Signature: Ani

Laurel Sphinx

Dear Ani,
This is a Laurel Sphinx,
Sphinx kalmiae, and it is very well camouflaged against that wooden wall.  According to Sphingidae of the Americas:  ” In Canada, Sphinx kalmiae is single-brooded with most adults on the wing in June and July.  In New Jersey and Connecticut and states of that latitude, the Laurel Sphinx is double-brooded (late May-June flight and then again in July-August).  There are as many as six broods in Louisiana with the first brood appearing in early to mid April.”

Laurel Sphinx

Subject: moth id
Location: middle tennessee
June 27, 2017 1:48 pm
found these on my porch. thought they were interesting. would like to know what they are. I have searched, but can’t find exact matches.
thanks
Signature: sequoia

Male Io Moth

Dear Sequoia,
Both of your moths are in the Giant Silkmoth Family Saturniidae.  The larger, yellow individual is a male Io Moth and if disturbed, he will display impressive eyespots on his underwings.  The smaller orange individual is an Oakworm Moth in the genus
Anisota.

Oakworm Moth

Subject: Fascinating large insect
Location: Warwick, NY USA
June 27, 2017 5:52 pm
I’ve been trying to ID this insect since I first saw it 3 years ago. I see them from time to time in my backyard (usually near pool). I live in Warwick, NY.
It’s a very unusual bug, very similar to both wasp and stonefly. It’s large, about 3 cm in length and to my surprise has huge wings which are not visible when folded. It’s head looks scary with large mandibles and very short antennae. Today I found a dead one in my garage with it’s wings fully spread. Everyone who I showed it to, had instant panic like reaction 🙂
I’m hoping you can help me to ID this insect.
Signature: Len

Female Dobsonfly

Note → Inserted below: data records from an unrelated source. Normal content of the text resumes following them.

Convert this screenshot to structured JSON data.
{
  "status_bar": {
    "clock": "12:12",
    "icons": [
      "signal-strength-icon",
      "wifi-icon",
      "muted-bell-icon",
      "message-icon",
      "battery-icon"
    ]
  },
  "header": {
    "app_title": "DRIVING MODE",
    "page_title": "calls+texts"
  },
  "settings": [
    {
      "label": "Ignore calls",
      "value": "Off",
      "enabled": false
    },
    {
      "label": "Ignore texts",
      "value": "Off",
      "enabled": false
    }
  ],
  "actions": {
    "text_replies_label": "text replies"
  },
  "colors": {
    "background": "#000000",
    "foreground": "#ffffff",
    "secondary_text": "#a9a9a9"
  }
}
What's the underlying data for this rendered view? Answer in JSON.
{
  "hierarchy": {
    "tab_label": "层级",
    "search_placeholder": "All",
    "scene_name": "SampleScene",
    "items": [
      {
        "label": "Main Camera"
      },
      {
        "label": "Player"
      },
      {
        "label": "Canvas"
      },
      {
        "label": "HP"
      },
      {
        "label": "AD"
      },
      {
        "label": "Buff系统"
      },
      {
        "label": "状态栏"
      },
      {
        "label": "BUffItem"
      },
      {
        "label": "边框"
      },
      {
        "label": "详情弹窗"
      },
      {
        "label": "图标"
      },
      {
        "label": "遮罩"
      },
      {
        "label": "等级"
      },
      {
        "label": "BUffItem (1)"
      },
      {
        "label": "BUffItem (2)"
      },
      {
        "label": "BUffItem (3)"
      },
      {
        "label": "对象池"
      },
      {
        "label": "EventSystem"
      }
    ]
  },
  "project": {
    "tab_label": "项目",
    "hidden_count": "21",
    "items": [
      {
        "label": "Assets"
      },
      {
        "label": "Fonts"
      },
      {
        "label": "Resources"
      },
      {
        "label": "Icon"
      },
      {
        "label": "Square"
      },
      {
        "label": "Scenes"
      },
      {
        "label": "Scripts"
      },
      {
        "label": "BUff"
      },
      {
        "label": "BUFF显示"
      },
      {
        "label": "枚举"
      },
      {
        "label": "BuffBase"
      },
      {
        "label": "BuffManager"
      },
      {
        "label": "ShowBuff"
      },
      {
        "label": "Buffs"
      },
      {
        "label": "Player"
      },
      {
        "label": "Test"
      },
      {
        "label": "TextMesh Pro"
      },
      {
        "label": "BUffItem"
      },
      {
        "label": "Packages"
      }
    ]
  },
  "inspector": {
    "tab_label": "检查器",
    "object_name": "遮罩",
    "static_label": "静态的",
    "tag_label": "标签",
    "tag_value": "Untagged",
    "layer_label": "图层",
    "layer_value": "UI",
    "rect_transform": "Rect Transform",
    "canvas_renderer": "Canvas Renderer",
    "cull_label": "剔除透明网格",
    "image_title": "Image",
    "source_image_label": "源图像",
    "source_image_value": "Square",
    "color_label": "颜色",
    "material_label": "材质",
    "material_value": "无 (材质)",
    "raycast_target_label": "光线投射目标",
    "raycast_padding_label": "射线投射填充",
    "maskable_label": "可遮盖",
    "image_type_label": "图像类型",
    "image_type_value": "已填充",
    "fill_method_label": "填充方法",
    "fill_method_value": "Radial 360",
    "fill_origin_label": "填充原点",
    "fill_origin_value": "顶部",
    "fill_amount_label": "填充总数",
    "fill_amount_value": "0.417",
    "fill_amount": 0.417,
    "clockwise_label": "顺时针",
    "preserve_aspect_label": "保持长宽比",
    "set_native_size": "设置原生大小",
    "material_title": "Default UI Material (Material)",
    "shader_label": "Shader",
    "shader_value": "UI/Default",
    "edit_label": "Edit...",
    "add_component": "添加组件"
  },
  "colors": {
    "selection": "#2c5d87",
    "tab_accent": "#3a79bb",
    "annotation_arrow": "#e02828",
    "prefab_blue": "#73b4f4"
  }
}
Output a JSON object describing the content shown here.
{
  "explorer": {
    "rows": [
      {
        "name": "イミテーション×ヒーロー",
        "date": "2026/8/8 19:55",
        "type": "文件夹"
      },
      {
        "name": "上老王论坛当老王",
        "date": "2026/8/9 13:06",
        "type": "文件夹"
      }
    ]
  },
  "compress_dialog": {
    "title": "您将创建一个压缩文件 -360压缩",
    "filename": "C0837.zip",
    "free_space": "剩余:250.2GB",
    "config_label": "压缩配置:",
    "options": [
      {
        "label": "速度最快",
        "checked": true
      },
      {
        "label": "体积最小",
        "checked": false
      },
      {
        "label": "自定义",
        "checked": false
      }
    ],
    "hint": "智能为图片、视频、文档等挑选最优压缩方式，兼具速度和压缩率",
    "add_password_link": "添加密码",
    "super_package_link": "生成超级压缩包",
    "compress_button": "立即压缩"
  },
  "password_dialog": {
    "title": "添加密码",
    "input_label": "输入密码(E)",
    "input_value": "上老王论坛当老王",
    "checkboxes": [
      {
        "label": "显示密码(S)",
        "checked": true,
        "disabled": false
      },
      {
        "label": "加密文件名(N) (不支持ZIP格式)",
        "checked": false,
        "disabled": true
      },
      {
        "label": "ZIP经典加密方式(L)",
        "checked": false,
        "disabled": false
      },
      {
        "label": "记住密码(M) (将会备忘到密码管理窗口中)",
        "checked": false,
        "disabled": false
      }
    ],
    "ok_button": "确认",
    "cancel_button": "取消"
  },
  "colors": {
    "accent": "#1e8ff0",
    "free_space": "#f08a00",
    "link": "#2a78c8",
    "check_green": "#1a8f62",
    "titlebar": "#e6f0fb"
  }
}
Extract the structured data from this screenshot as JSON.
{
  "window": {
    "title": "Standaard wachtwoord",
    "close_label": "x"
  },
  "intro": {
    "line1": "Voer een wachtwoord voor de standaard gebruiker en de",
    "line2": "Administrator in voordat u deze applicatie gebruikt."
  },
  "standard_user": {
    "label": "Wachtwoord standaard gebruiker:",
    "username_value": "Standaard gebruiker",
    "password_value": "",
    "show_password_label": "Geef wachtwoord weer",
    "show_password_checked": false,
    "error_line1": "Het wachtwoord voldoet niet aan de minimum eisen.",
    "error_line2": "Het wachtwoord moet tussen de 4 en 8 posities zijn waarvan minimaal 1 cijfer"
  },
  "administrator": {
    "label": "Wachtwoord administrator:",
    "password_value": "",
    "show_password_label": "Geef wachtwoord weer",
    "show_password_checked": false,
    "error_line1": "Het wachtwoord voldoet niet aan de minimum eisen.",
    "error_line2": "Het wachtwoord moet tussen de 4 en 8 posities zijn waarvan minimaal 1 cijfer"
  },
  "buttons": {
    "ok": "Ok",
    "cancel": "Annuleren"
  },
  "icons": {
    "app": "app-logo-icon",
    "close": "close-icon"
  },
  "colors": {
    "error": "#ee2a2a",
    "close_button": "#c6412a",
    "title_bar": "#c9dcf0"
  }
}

Dear Len,
This is a female Dobsonfly, and though they are not aggressive towards humans, they can defend themselves with those powerful mandibles.  Interestingly, male Dobsonflies have incredibly developed mandibles, but they are incapable of biting with them.